• [What is being asked]
With the images left out, print all of the records below exactly.
⟨
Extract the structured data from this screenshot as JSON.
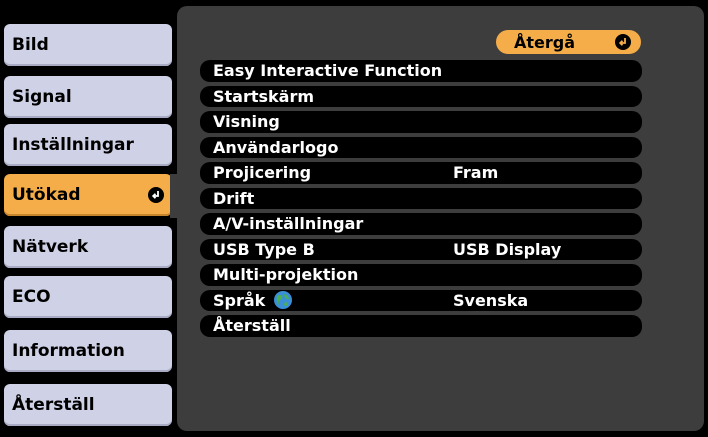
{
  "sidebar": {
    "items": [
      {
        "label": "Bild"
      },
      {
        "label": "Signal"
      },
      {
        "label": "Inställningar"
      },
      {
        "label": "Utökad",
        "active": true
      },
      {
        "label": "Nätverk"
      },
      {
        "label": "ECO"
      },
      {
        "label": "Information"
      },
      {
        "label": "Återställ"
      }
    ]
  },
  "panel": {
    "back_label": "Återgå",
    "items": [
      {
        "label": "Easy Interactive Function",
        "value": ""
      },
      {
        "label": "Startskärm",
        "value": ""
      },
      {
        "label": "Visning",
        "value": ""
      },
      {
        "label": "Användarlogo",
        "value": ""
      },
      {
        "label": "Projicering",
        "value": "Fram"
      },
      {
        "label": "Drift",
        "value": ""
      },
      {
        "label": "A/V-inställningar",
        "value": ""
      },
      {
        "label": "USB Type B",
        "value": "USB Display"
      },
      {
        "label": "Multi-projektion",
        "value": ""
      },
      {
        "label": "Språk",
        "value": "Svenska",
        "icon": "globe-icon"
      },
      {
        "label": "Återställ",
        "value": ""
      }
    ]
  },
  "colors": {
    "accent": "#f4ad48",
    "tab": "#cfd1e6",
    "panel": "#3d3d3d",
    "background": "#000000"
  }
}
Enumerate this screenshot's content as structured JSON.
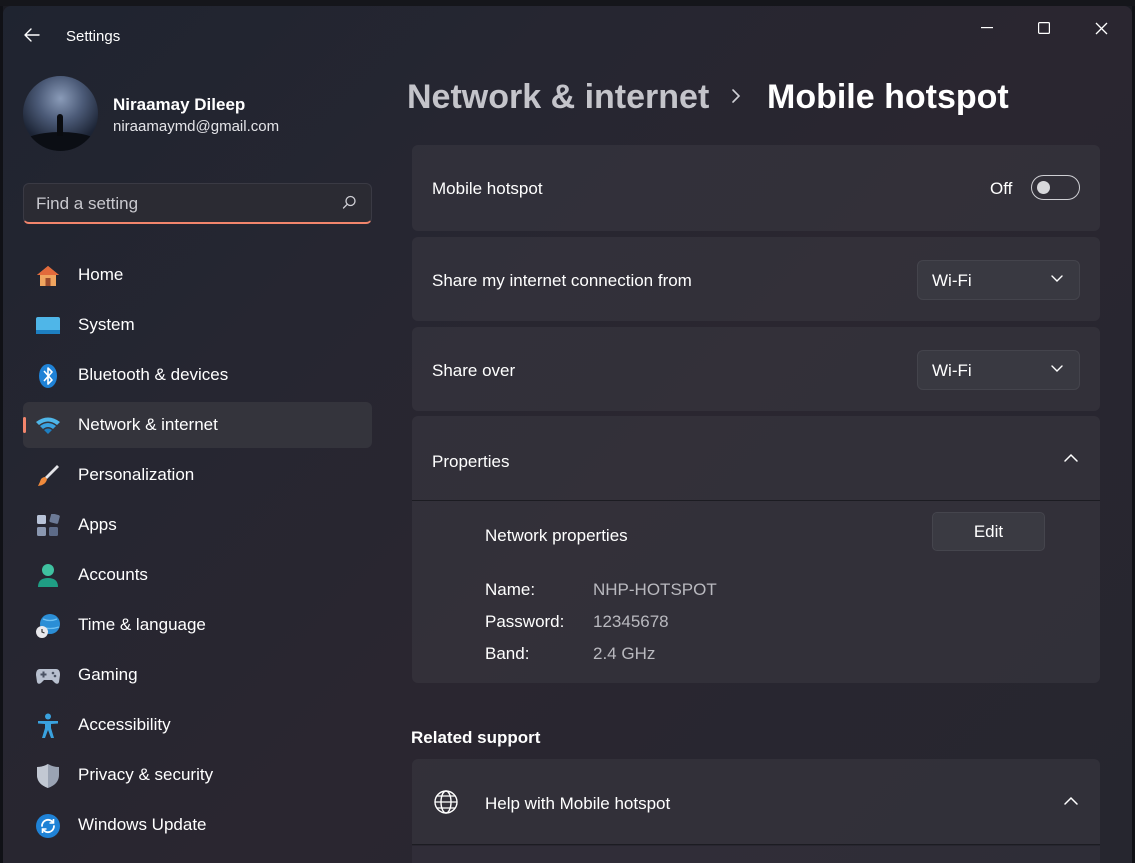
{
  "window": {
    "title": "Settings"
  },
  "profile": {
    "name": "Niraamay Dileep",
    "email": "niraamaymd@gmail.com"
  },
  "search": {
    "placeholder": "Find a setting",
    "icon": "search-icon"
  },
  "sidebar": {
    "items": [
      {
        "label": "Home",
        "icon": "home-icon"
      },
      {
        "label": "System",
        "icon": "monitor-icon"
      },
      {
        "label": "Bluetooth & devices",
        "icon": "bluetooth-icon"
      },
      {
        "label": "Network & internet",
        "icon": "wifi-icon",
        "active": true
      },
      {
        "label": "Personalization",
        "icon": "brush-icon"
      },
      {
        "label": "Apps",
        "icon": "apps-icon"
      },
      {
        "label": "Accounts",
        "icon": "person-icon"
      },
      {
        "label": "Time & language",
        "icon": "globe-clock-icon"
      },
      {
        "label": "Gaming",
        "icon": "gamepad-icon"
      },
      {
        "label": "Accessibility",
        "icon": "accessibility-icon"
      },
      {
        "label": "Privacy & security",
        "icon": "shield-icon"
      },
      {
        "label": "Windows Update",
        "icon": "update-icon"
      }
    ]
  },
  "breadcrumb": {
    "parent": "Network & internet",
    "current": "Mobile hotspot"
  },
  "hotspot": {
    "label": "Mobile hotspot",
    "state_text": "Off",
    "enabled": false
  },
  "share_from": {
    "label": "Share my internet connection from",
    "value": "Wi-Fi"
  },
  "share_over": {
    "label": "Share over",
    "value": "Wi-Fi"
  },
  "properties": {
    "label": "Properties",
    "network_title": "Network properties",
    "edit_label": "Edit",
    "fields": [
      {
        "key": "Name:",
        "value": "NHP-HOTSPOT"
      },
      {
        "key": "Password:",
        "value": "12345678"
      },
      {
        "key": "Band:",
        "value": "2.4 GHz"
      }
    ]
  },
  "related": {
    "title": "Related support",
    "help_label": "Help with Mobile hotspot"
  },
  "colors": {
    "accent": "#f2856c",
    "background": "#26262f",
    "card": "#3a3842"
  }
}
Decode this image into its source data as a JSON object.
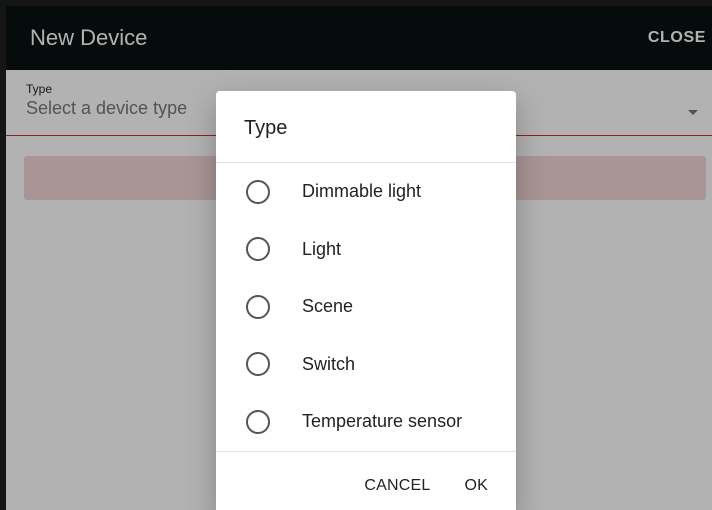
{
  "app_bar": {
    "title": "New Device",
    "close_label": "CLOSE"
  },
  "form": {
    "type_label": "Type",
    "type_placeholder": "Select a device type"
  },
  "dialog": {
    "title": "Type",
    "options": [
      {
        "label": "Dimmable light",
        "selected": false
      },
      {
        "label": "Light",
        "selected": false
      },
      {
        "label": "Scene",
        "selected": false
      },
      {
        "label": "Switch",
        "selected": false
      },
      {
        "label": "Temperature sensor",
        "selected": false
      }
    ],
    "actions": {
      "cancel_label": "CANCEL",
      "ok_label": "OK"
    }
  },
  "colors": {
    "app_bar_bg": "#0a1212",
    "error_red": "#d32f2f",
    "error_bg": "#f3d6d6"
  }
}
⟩
• [Task solution]
Extract the structured data from this screenshot as JSON.
{
  "sidebar": {
    "items": [
      {
        "label": "Bild"
      },
      {
        "label": "Signal"
      },
      {
        "label": "Inställningar"
      },
      {
        "label": "Utökad",
        "active": true
      },
      {
        "label": "Nätverk"
      },
      {
        "label": "ECO"
      },
      {
        "label": "Information"
      },
      {
        "label": "Återställ"
      }
    ]
  },
  "panel": {
    "back_label": "Återgå",
    "items": [
      {
        "label": "Easy Interactive Function",
        "value": ""
      },
      {
        "label": "Startskärm",
        "value": ""
      },
      {
        "label": "Visning",
        "value": ""
      },
      {
        "label": "Användarlogo",
        "value": ""
      },
      {
        "label": "Projicering",
        "value": "Fram"
      },
      {
        "label": "Drift",
        "value": ""
      },
      {
        "label": "A/V-inställningar",
        "value": ""
      },
      {
        "label": "USB Type B",
        "value": "USB Display"
      },
      {
        "label": "Multi-projektion",
        "value": ""
      },
      {
        "label": "Språk",
        "value": "Svenska",
        "icon": "globe-icon"
      },
      {
        "label": "Återställ",
        "value": ""
      }
    ]
  },
  "colors": {
    "accent": "#f4ad48",
    "tab": "#cfd1e6",
    "panel": "#3d3d3d",
    "background": "#000000"
  }
}
Enumerate this screenshot's content as structured JSON.
{
  "window": {
    "title": "Settings"
  },
  "profile": {
    "name": "Niraamay Dileep",
    "email": "niraamaymd@gmail.com"
  },
  "search": {
    "placeholder": "Find a setting",
    "icon": "search-icon"
  },
  "sidebar": {
    "items": [
      {
        "label": "Home",
        "icon": "home-icon"
      },
      {
        "label": "System",
        "icon": "monitor-icon"
      },
      {
        "label": "Bluetooth & devices",
        "icon": "bluetooth-icon"
      },
      {
        "label": "Network & internet",
        "icon": "wifi-icon",
        "active": true
      },
      {
        "label": "Personalization",
        "icon": "brush-icon"
      },
      {
        "label": "Apps",
        "icon": "apps-icon"
      },
      {
        "label": "Accounts",
        "icon": "person-icon"
      },
      {
        "label": "Time & language",
        "icon": "globe-clock-icon"
      },
      {
        "label": "Gaming",
        "icon": "gamepad-icon"
      },
      {
        "label": "Accessibility",
        "icon": "accessibility-icon"
      },
      {
        "label": "Privacy & security",
        "icon": "shield-icon"
      },
      {
        "label": "Windows Update",
        "icon": "update-icon"
      }
    ]
  },
  "breadcrumb": {
    "parent": "Network & internet",
    "current": "Mobile hotspot"
  },
  "hotspot": {
    "label": "Mobile hotspot",
    "state_text": "Off",
    "enabled": false
  },
  "share_from": {
    "label": "Share my internet connection from",
    "value": "Wi-Fi"
  },
  "share_over": {
    "label": "Share over",
    "value": "Wi-Fi"
  },
  "properties": {
    "label": "Properties",
    "network_title": "Network properties",
    "edit_label": "Edit",
    "fields": [
      {
        "key": "Name:",
        "value": "NHP-HOTSPOT"
      },
      {
        "key": "Password:",
        "value": "12345678"
      },
      {
        "key": "Band:",
        "value": "2.4 GHz"
      }
    ]
  },
  "related": {
    "title": "Related support",
    "help_label": "Help with Mobile hotspot"
  },
  "colors": {
    "accent": "#f2856c",
    "background": "#26262f",
    "card": "#3a3842"
  }
}
Decode this image into its source data as a JSON object.
{
  "app_bar": {
    "title": "New Device",
    "close_label": "CLOSE"
  },
  "form": {
    "type_label": "Type",
    "type_placeholder": "Select a device type"
  },
  "dialog": {
    "title": "Type",
    "options": [
      {
        "label": "Dimmable light",
        "selected": false
      },
      {
        "label": "Light",
        "selected": false
      },
      {
        "label": "Scene",
        "selected": false
      },
      {
        "label": "Switch",
        "selected": false
      },
      {
        "label": "Temperature sensor",
        "selected": false
      }
    ],
    "actions": {
      "cancel_label": "CANCEL",
      "ok_label": "OK"
    }
  },
  "colors": {
    "app_bar_bg": "#0a1212",
    "error_red": "#d32f2f",
    "error_bg": "#f3d6d6"
  }
}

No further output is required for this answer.